• **Records supplied**
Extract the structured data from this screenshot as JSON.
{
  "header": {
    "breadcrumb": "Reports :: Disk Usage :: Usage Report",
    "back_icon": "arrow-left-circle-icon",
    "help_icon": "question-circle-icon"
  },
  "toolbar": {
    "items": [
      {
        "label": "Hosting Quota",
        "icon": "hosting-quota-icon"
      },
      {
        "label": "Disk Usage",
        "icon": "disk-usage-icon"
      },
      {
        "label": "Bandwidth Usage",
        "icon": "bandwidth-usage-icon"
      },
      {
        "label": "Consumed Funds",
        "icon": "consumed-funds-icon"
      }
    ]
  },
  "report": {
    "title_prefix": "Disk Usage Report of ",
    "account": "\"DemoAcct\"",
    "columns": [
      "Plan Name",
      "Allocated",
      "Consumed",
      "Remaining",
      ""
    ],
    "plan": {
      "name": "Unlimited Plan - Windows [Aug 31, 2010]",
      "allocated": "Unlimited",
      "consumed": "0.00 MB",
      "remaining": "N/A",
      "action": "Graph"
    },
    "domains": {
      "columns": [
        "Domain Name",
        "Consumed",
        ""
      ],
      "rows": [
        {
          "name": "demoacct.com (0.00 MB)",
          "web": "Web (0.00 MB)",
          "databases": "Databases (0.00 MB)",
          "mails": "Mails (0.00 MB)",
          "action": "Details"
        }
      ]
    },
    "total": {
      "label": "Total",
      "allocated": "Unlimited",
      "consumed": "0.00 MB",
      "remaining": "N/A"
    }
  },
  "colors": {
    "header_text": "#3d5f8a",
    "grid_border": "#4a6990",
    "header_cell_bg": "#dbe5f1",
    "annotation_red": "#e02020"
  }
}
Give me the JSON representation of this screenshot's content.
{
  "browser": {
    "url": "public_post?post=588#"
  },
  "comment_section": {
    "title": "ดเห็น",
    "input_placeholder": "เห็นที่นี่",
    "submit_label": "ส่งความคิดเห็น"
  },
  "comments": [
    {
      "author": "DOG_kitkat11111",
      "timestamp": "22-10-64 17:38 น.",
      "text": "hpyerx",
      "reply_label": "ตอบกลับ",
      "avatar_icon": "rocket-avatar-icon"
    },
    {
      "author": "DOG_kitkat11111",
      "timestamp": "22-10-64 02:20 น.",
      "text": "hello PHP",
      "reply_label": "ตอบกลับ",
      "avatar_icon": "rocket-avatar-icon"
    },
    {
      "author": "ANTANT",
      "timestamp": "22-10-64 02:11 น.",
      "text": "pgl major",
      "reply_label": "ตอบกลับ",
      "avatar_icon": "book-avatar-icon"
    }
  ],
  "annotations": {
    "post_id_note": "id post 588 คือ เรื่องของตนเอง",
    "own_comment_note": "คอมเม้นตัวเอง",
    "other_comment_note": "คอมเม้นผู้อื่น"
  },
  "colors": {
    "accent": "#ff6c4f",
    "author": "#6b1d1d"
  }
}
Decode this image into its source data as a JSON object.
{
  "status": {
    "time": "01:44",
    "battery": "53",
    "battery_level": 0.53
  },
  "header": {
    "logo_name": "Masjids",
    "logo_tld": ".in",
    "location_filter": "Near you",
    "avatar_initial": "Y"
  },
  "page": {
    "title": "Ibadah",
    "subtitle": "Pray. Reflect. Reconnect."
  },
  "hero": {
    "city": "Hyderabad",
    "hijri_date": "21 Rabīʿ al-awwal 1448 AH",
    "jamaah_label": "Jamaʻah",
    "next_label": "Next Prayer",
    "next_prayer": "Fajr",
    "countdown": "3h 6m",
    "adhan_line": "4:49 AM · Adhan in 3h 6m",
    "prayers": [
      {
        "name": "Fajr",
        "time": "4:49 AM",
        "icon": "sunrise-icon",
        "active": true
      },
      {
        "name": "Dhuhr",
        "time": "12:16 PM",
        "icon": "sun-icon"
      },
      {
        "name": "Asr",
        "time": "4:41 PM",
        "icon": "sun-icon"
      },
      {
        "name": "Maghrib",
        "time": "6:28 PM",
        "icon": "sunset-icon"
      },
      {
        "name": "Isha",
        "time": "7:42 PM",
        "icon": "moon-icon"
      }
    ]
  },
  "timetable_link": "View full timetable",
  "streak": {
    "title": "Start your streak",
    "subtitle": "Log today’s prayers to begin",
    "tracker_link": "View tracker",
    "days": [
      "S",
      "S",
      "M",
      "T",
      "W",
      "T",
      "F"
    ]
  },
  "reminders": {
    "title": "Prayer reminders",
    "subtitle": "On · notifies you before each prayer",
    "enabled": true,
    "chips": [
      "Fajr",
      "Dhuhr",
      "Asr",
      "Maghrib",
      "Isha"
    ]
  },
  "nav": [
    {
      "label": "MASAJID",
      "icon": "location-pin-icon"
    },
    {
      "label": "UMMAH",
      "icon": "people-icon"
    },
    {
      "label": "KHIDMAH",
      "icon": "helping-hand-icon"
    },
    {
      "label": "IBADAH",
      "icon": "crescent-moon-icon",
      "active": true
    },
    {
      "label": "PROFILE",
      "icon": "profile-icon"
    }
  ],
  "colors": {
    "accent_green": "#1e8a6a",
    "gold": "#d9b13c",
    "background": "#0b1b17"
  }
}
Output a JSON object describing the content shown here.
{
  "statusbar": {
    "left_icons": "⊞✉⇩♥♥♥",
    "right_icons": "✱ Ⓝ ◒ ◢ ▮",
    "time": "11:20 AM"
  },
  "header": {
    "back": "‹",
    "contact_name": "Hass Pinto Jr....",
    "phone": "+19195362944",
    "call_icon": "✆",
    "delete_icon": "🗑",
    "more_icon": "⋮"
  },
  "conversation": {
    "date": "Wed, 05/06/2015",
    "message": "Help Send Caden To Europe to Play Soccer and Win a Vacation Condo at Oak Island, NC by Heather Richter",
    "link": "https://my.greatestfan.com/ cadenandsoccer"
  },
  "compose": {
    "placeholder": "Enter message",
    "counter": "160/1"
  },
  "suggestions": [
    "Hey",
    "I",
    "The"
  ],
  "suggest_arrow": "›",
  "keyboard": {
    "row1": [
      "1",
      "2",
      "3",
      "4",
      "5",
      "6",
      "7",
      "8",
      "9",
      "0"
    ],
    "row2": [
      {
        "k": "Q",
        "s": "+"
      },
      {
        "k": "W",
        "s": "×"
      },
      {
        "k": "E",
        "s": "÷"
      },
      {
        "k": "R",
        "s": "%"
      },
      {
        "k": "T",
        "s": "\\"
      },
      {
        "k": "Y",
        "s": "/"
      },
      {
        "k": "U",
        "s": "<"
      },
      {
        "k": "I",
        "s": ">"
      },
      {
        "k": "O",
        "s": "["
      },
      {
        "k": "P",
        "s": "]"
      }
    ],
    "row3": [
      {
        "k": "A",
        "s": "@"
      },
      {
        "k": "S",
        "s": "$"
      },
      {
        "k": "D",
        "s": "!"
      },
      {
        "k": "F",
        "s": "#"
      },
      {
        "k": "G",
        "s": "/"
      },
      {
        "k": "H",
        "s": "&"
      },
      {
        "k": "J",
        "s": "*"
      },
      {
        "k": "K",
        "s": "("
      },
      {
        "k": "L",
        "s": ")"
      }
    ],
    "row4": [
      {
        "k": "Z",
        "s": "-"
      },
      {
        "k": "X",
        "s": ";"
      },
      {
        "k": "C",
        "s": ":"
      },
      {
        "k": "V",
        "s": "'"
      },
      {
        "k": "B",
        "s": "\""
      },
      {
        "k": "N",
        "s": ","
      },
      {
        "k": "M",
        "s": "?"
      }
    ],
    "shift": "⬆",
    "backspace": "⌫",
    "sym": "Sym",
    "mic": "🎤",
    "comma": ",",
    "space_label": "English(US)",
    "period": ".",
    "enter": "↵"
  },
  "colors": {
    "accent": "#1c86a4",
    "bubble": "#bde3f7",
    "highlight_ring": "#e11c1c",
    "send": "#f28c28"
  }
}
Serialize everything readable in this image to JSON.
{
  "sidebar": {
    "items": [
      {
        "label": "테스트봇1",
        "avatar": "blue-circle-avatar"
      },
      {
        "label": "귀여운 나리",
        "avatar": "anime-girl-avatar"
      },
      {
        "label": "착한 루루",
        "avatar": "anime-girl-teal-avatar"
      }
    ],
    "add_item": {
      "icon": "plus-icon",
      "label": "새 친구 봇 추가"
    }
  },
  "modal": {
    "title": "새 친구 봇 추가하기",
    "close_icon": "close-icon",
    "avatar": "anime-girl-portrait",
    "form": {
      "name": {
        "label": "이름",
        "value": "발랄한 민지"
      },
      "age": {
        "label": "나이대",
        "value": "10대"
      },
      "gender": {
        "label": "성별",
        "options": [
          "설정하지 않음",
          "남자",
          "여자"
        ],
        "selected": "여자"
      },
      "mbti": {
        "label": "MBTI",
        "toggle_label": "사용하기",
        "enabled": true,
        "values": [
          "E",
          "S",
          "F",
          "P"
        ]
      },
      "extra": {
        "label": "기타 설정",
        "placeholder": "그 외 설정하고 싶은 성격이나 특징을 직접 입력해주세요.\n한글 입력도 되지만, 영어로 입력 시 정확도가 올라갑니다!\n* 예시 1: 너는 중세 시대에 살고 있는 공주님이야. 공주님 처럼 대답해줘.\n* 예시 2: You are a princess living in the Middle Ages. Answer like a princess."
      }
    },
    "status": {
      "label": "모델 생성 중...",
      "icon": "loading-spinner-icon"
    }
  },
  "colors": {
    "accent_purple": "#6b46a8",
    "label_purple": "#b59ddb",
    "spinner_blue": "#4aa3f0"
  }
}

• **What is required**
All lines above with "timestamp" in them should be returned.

• **Task output**
      "timestamp": "22-10-64 17:38 น.",
      "timestamp": "22-10-64 02:20 น.",
      "timestamp": "22-10-64 02:11 น.",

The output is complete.